More importantly, what’s really disconcerting and troublesome is that many hunters are ticked off about the wrong things. Recent polls show that access and conservation are just as important to sportsmen as gun rights, but several organizations would rather overly focus on gun rights, predator control, or high fence trophy hunts, effectively diverting attention away from important habitat issues.

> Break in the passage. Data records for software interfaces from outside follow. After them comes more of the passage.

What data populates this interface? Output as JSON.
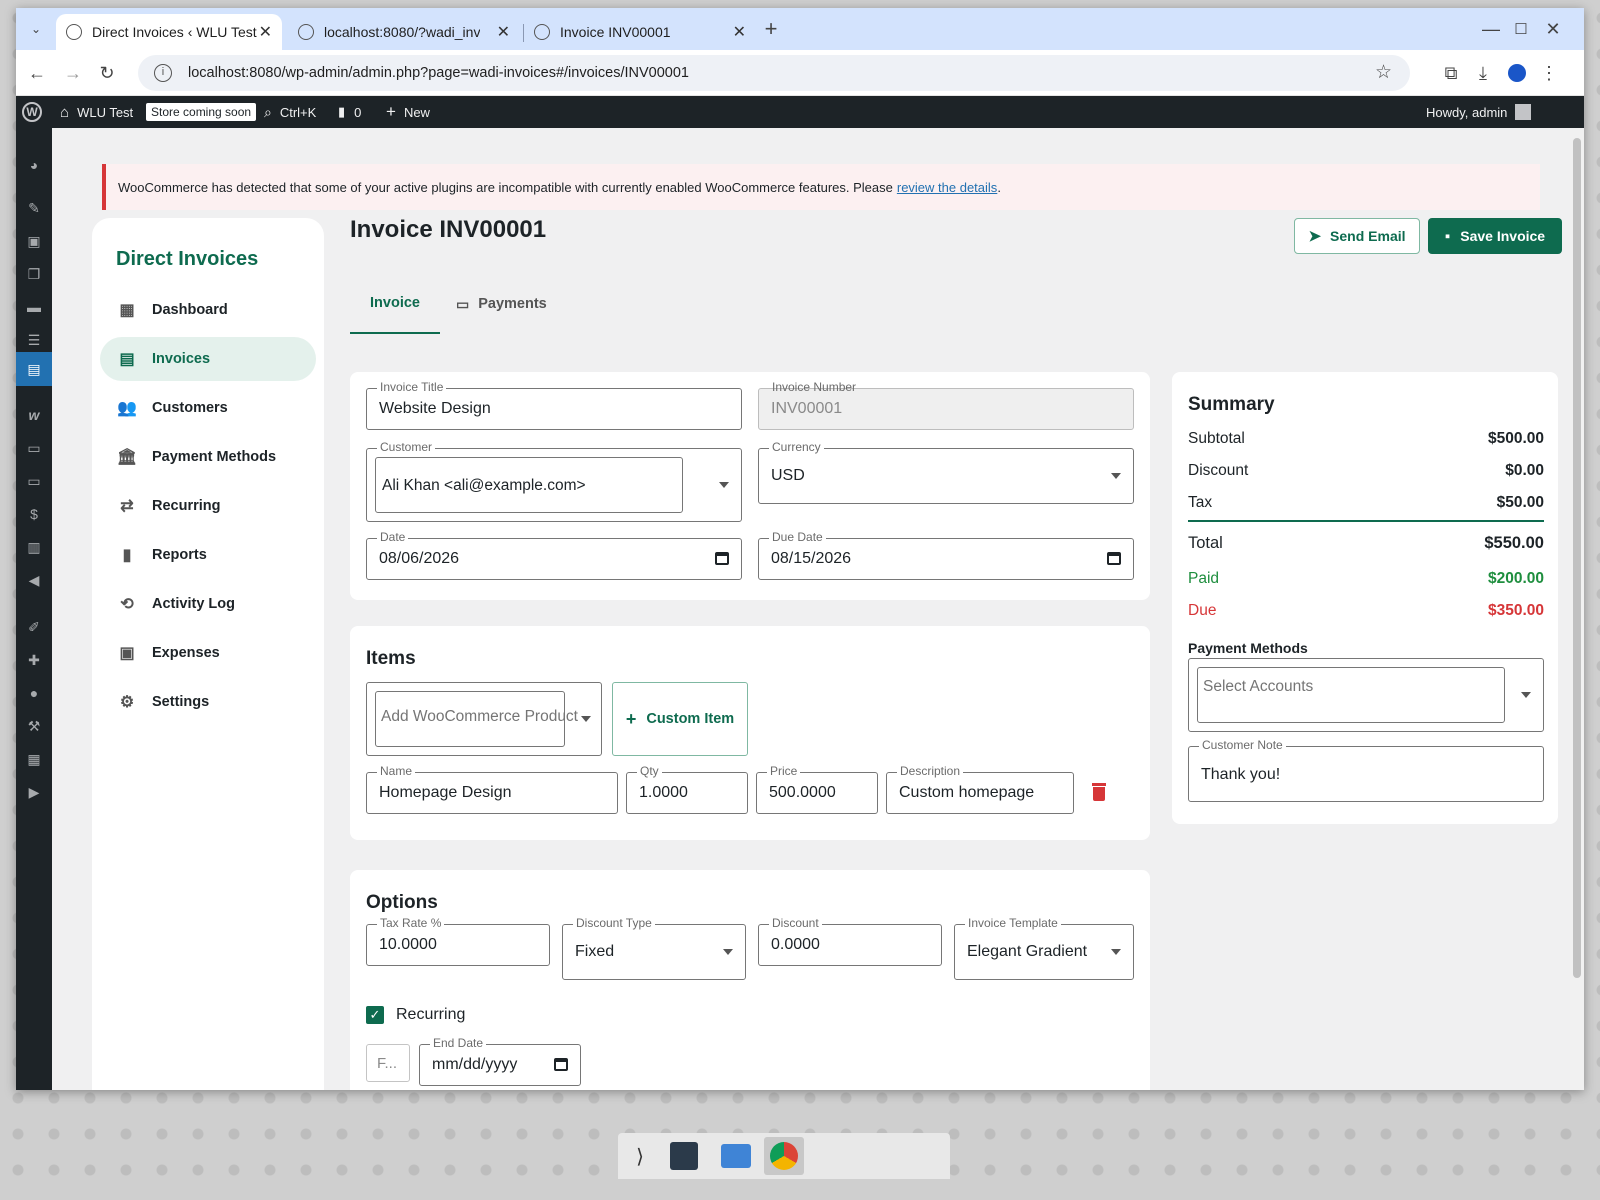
{
  "browser": {
    "tabs": [
      {
        "title": "Direct Invoices ‹ WLU Test"
      },
      {
        "title": "localhost:8080/?wadi_inv"
      },
      {
        "title": "Invoice INV00001"
      }
    ],
    "url": "localhost:8080/wp-admin/admin.php?page=wadi-invoices#/invoices/INV00001"
  },
  "adminbar": {
    "site_name": "WLU Test",
    "store_badge": "Store coming soon",
    "search_shortcut": "Ctrl+K",
    "comments_count": "0",
    "new_label": "New",
    "howdy": "Howdy, admin"
  },
  "notice": {
    "text": "WooCommerce has detected that some of your active plugins are incompatible with currently enabled WooCommerce features. Please",
    "link": "review the details",
    "suffix": "."
  },
  "sidebar": {
    "brand": "Direct Invoices",
    "items": [
      {
        "label": "Dashboard",
        "icon": "dashboard-icon"
      },
      {
        "label": "Invoices",
        "icon": "invoice-icon"
      },
      {
        "label": "Customers",
        "icon": "people-icon"
      },
      {
        "label": "Payment Methods",
        "icon": "bank-icon"
      },
      {
        "label": "Recurring",
        "icon": "repeat-icon"
      },
      {
        "label": "Reports",
        "icon": "bar-chart-icon"
      },
      {
        "label": "Activity Log",
        "icon": "history-icon"
      },
      {
        "label": "Expenses",
        "icon": "expenses-icon"
      },
      {
        "label": "Settings",
        "icon": "gear-icon"
      }
    ],
    "active_index": 1
  },
  "page": {
    "title": "Invoice INV00001",
    "send_email_label": "Send Email",
    "save_invoice_label": "Save Invoice",
    "tabs": [
      {
        "label": "Invoice"
      },
      {
        "label": "Payments"
      }
    ]
  },
  "details": {
    "invoice_title_label": "Invoice Title",
    "invoice_title_value": "Website Design",
    "invoice_number_label": "Invoice Number",
    "invoice_number_value": "INV00001",
    "customer_label": "Customer",
    "customer_value": "Ali Khan <ali@example.com>",
    "currency_label": "Currency",
    "currency_value": "USD",
    "date_label": "Date",
    "date_value": "08/06/2026",
    "due_date_label": "Due Date",
    "due_date_value": "08/15/2026"
  },
  "items": {
    "heading": "Items",
    "product_placeholder": "Add WooCommerce Product",
    "custom_item_label": "Custom Item",
    "row": {
      "name_label": "Name",
      "name_value": "Homepage Design",
      "qty_label": "Qty",
      "qty_value": "1.0000",
      "price_label": "Price",
      "price_value": "500.0000",
      "description_label": "Description",
      "description_value": "Custom homepage"
    }
  },
  "options": {
    "heading": "Options",
    "tax_rate_label": "Tax Rate %",
    "tax_rate_value": "10.0000",
    "discount_type_label": "Discount Type",
    "discount_type_value": "Fixed",
    "discount_label": "Discount",
    "discount_value": "0.0000",
    "template_label": "Invoice Template",
    "template_value": "Elegant Gradient",
    "recurring_label": "Recurring",
    "recurring_checked": true,
    "frequency_value": "F...",
    "end_date_label": "End Date",
    "end_date_placeholder": "mm/dd/yyyy"
  },
  "summary": {
    "heading": "Summary",
    "subtotal_label": "Subtotal",
    "subtotal_value": "$500.00",
    "discount_label": "Discount",
    "discount_value": "$0.00",
    "tax_label": "Tax",
    "tax_value": "$50.00",
    "total_label": "Total",
    "total_value": "$550.00",
    "paid_label": "Paid",
    "paid_value": "$200.00",
    "due_label": "Due",
    "due_value": "$350.00",
    "payment_methods_label": "Payment Methods",
    "payment_methods_placeholder": "Select Accounts",
    "customer_note_label": "Customer Note",
    "customer_note_value": "Thank you!"
  },
  "colors": {
    "brand_green": "#0e6b4f",
    "paid_green": "#1e8e3e",
    "due_red": "#d63638",
    "delete_red": "#d63638"
  }
}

“If you hunt and you are not ticked off, you should be,” concluded Gale. “We need to direct our collective outrage to the problems actually hurting our sporting traditions like habitat loss and fragmentation and misguided proposals to dispose of our public lands, the birthright of all Americans. We can’t play into the hands of those who would limit opportunity by reducing access and hurting efforts to conserve fish and game habitat. We are obligated to future generations to take a stand by advocating for clean water, access and opportunity on public lands, and addressing threats like climate change that are already impacting fish and wildlife habitat.”